WHAT IS BEING ASKED |
How many lines in the data that follows contain the word "Informazioni"? Only that number is needed.

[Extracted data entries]
--------

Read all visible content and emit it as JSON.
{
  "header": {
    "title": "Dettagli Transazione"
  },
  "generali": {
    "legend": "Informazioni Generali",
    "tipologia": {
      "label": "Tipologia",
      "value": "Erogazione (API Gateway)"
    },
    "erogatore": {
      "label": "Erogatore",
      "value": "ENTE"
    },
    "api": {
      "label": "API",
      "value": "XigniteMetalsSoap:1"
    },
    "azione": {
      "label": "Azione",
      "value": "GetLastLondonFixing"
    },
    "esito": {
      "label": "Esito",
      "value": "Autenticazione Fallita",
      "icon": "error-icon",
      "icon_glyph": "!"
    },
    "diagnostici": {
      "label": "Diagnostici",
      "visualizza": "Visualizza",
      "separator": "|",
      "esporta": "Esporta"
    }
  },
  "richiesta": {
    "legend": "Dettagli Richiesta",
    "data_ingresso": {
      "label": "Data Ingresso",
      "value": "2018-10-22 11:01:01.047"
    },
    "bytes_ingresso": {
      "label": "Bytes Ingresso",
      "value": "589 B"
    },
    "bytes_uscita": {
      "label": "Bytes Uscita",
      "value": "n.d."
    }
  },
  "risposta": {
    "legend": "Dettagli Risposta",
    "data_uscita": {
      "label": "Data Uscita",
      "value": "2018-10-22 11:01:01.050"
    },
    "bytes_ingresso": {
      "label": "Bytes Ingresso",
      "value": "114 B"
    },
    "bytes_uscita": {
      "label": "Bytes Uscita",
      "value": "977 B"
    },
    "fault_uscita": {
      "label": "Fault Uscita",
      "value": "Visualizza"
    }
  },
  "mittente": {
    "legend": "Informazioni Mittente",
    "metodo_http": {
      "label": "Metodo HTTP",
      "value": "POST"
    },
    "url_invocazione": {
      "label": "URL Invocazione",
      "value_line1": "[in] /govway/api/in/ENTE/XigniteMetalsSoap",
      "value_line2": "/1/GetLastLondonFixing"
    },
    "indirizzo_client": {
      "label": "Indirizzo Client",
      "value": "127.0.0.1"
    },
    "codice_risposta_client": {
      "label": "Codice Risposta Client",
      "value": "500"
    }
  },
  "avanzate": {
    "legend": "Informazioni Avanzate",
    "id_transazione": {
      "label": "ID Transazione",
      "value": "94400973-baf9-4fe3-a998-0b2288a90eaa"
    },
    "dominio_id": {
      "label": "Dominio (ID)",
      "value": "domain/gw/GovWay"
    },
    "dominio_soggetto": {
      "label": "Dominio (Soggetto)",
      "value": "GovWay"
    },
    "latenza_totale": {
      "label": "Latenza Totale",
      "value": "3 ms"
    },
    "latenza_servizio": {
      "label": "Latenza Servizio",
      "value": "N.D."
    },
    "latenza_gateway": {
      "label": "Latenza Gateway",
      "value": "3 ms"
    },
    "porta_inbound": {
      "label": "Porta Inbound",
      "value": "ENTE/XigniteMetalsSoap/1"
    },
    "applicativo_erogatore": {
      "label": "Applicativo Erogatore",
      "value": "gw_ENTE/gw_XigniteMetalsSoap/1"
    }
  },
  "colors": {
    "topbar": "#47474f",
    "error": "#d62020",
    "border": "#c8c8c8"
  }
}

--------

TASK ANSWER |
3